  • Extended report

Assessment of acute spinal inflammation in patients with ankylosing spondylitis by magnetic resonance imaging: a comparison between contrast enhanced T1 and short tau inversion recovery (STIR) sequences

  1. X Baraliakos1,
  2. K-G A Hermann2,
  3. R Landewé3,
  4. J Listing4,
  5. W Golder5,
  6. J Brandt1,
  7. M Rudwaleit6,
  8. M Bollow7,
  9. J Sieper6,
  10. D van der Heijde3,
  11. J Braun1
  1. 1Rheumazentrum Ruhrgebiet, Herne, Ruhr University Bochum, Germany
  2. 2Department of Radiology, Charité Medical School, Berlin, Germany
  3. 3Department of Internal Medicine, Division of Rheumatology, University Hospital Maastricht, The Netherlands
  4. 4German Rheumatism Research Centre, Berlin, Germany
  5. 5Department of Radiology, DRK Kliniken Westend, Berlin, Germany
  6. 6Department of Rheumatology, Charité Medical School, Campus Benjamin Franklin, Berlin, Germany
  7. 7Department of Radiology, Augusta-Krankenanstalt, Bochum, Germany
  1. Correspondence to:
    Professor J Braun
    Rheumazentrum Ruhrgebiet, Landgrafenstr 15, 44652 Herne, Germany; j.braunrheumazentrum-ruhrgebiet.de
  • Accepted 2 January 2005
  • Published Online First 13 January 2005

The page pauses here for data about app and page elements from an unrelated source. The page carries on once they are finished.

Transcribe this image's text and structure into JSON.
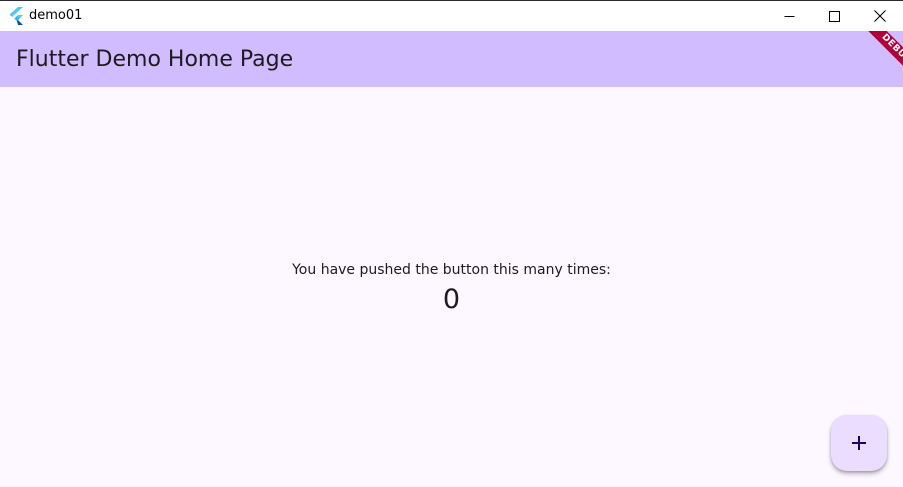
{
  "window": {
    "title": "demo01",
    "controls": {
      "minimize": "minimize-icon",
      "maximize": "maximize-icon",
      "close": "close-icon"
    }
  },
  "appbar": {
    "title": "Flutter Demo Home Page",
    "debug_banner": "DEBUG"
  },
  "main": {
    "message": "You have pushed the button this many times:",
    "counter": "0"
  },
  "fab": {
    "icon": "plus-icon"
  },
  "colors": {
    "appbar": "#d0bcfe",
    "background": "#fdf7ff",
    "fab": "#eaddff",
    "debug_banner": "#b0003a"
  }
}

Abstract

Objectives: To compare the performance of two different MRI sequences—T1 weighted, fat saturated, spin echo after application of contrast medium, and short τ inversion recovery (STIR) sequences—to detect spinal inflammation in patients with ankylosing spondylitis (AS).

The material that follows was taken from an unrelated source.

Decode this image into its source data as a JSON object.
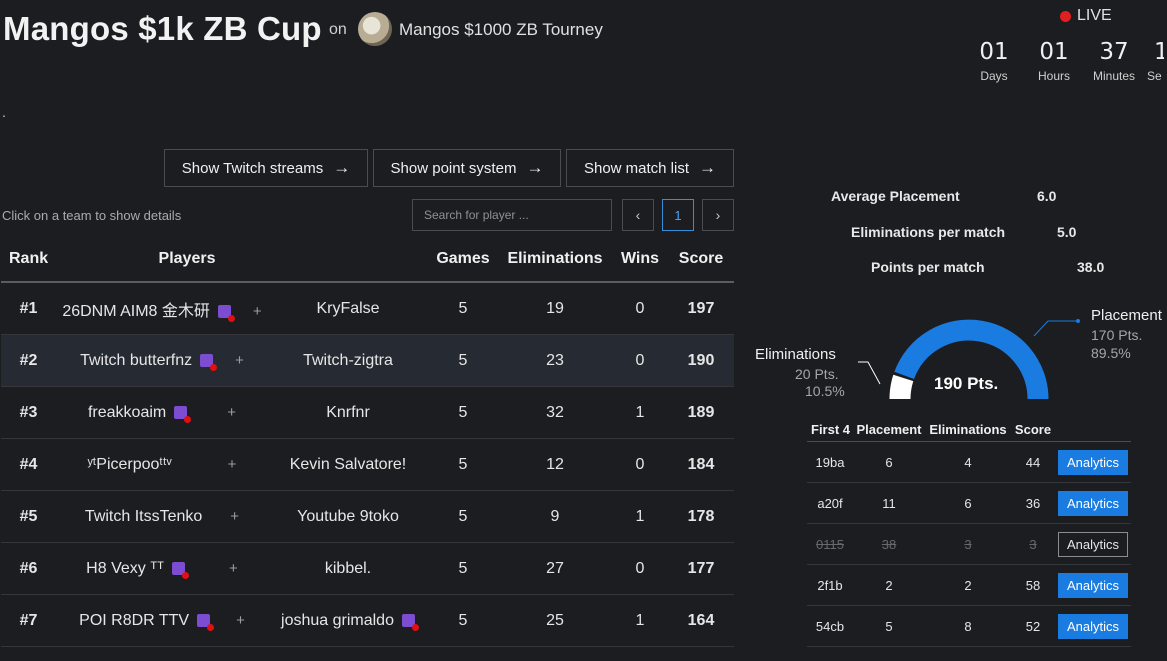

Methods: Both MRI sequences were performed in 38 patients with active AS and compared using the MRI activity scoring system, ASspiMRI-a. One vertebral unit (VU) was defined as the region between two virtual lines drawn through the middle of each vertebral body.

Results: Intraclass correlation coefficients were excellent—0.91 and 0.86 for the Gd-DTPA and STIR sequences, respectively. The overall correlation of the single MRI scores for both sequences was also good (r = 0.84, p = 0.01). The intrarater variance was 6.71 and 9.41 and the interrater variance was 13.16 and 19.04 for the Gd-DTPA and STIR sequences, respectively. The smallest detectable distance was 4.7 and 5.6 for the Gd-DTPA and STIR sequences, respectively. The concordance rate for both sequences was 83.5% (range 80.5–87.7% in the three spinal segments). Inflammatory spinal lesions were found in 10.1% of the VUs in the STIR sequence but not in the T1/Gd-DTPA sequence, while the T1/Gd-DTPA sequence showed inflammatory lesions in 6.4% of the VUs that were found normal by STIR.

Conclusions: Both MRI techniques can evaluate active spinal lesions in patients with AS. More spinal lesions are detected by the STIR sequence, but the reliability between readings and readers is better for the Gd-DTPA sequence. The ASspiMRI-a is a reliable instrument for evaluating acute spinal changes in AS.

Footnotes

  • Published Online First 13 January 2005